>>

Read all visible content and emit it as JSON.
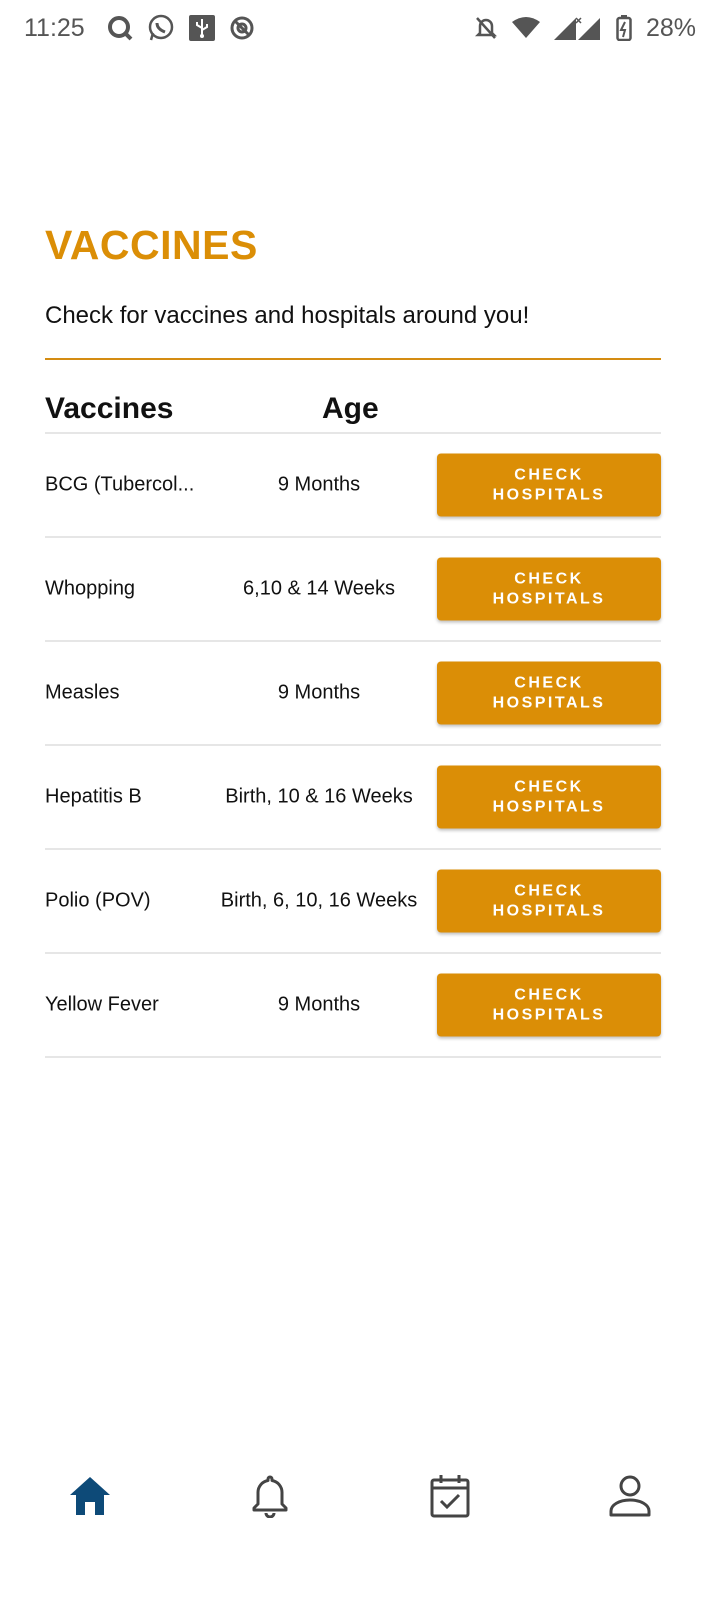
{
  "status_bar": {
    "time": "11:25",
    "left_icons": [
      "q-app-icon",
      "whatsapp-icon",
      "usb-icon",
      "vpn-icon"
    ],
    "right_icons": [
      "mute-icon",
      "wifi-icon",
      "signal-icon",
      "battery-icon"
    ],
    "battery": "28%"
  },
  "header": {
    "title": "VACCINES",
    "subtitle": "Check for vaccines and hospitals around you!"
  },
  "table": {
    "columns": [
      "Vaccines",
      "Age"
    ],
    "rows": [
      {
        "name": "BCG (Tubercol...",
        "age": "9 Months",
        "button": "CHECK HOSPITALS"
      },
      {
        "name": "Whopping",
        "age": "6,10 & 14 Weeks",
        "button": "CHECK HOSPITALS"
      },
      {
        "name": "Measles",
        "age": "9 Months",
        "button": "CHECK HOSPITALS"
      },
      {
        "name": "Hepatitis B",
        "age": "Birth, 10 & 16 Weeks",
        "button": "CHECK HOSPITALS"
      },
      {
        "name": "Polio (POV)",
        "age": "Birth, 6, 10, 16 Weeks",
        "button": "CHECK HOSPITALS"
      },
      {
        "name": "Yellow Fever",
        "age": "9 Months",
        "button": "CHECK HOSPITALS"
      }
    ]
  },
  "bottom_nav": {
    "items": [
      "home-icon",
      "bell-icon",
      "calendar-check-icon",
      "profile-icon"
    ],
    "active": "home-icon"
  },
  "colors": {
    "accent": "#db8e06",
    "nav_active": "#0d4a78",
    "nav_inactive": "#444444"
  }
}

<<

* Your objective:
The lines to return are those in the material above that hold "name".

* Reply:
        "name": "BCG (Tubercol...",
        "name": "Whopping",
        "name": "Measles",
        "name": "Hepatitis B",
        "name": "Polio (POV)",
        "name": "Yellow Fever",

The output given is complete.